Look the benches are gone, and now it's a bed!
Look the benches are gone, and now it’s a bed!

With the pallets in place, it makes a 58 1/2″ x 92″ bed-space.  One of the nice things about it is that the space under the bed is still accessible, either by reaching underneath from the front, opening the rear door, or opening up the bench tops.  I’m planning on getting some nice recessed handles that will make opening the lids easier.

The bench goes all the way around the back.
The bench goes all the way around the back.

But the modular design of the pallets makes them interchangable in all the notches, and allows for a U-shaped bench in the ‘observation area’ of the back of the bus.

So this new design fits better with our uses of the back area of the back, and makes it really versatile, as we could have the center pallet in as a table, and have several folks around it.

Changing designs (for the master bed) (Part II)

So I set about designing benches whose backs would be able to be lifted away from the bench, turned and rotated so that they would each become half of the bed across the gap between the two benches.  Each of the benches will be 24″ wide (from the wall) and 58-59″ long (I’ll figure this out more exactly when I empty out the back of the bus and get to the actual building), with a height of 20″.

The overall design of the platform sections.
The overall design of the platform sections.

This would leave a space of roughly 58″ by 42″ that would need to be filled in to make a flat bed surface between the benches. A single platform that big would be very hard to hide away, so I set up the design to make this into two parts (one for the back of each bench seat), each roughly 29″ by 43 1/2″.  The extra 1 1/2″ for this length is for an overlap with the bench of 3/4″ on either side.

The paneled bench front with notches to fit the platforms.
The paneled bench front with notches to fit the platforms.

In order to make these really stable, I designed each of the sections to have three 1 1/2″ x 1 1/2″ supports that would rest in notches in the benches. The tops of the benches and the platforms is going to be 3/4″ oak faced plywood (and the panels in the bench will be 1/4″ plywood).

The bench in profile, showing the `pocket` for the platform.
The bench in profile, showing the `pocket` for the platform.

Given that the windows start at 29″ from the floor and the bench seat would be at 20″, making these 29″ wide platforms into the back of the bench posed a small problem, since we wanted to keep as much of our window view as possible.  Toward this end, I decided to cover not more than 6″ of the window with the bench seat (which would be about the same height as the back of the sideways seat in the cabin area), which necessitated deep pockets in the back of the bench.

The top-view of the bench.
The top-view of the bench.

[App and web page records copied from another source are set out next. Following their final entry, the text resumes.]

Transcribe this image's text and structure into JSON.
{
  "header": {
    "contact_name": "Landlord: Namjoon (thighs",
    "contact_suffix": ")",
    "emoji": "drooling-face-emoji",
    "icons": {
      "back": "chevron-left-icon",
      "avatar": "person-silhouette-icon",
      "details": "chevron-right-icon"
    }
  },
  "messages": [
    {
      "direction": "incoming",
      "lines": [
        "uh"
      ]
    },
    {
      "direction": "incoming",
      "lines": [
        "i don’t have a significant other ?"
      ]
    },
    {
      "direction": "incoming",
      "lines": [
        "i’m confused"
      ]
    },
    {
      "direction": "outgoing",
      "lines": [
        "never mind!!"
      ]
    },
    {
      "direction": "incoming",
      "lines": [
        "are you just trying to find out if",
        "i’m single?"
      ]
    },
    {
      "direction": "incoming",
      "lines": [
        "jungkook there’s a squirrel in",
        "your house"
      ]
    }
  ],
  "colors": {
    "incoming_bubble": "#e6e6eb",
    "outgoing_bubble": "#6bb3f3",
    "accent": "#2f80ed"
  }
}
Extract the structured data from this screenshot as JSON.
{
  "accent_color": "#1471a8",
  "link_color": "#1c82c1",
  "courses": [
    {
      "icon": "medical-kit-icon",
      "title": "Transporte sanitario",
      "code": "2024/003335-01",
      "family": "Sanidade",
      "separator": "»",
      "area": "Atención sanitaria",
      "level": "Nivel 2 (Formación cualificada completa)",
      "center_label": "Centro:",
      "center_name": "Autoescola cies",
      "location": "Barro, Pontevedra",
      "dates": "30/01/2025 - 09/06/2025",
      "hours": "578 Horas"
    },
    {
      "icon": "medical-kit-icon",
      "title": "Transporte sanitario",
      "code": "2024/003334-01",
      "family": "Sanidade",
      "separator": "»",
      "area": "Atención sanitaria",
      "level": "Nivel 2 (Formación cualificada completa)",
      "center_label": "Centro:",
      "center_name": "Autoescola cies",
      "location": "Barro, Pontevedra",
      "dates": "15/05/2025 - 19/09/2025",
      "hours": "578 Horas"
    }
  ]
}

This would still allow for the area in front of the pocket to be used for storage.  In order to access this, I worked out a hinged panel in the seat top that could still be opened when the bed platforms were in place. In arranging this in the design, it occurred to me that the ‘pocket’ where the platform would rest while it was a bench would be a big empty area when it was made into a bed, so the design needed another hinged panel that would fold down and close when the platform was in place to be a bed.

The side and fronts of the bench would be the same oak paneling that I’ve put up for the wall between the bathroom and galley area. knowing that, I came out with a whole materials list and cutting diagrams.  I’ll post the building of this when I get there, but this seems the best way to compromise our wants and our needs.

The materials list for the benches.
The materials list for the benches.

 

The cutting diagrams for the plywood.
The cutting diagrams for the plywood.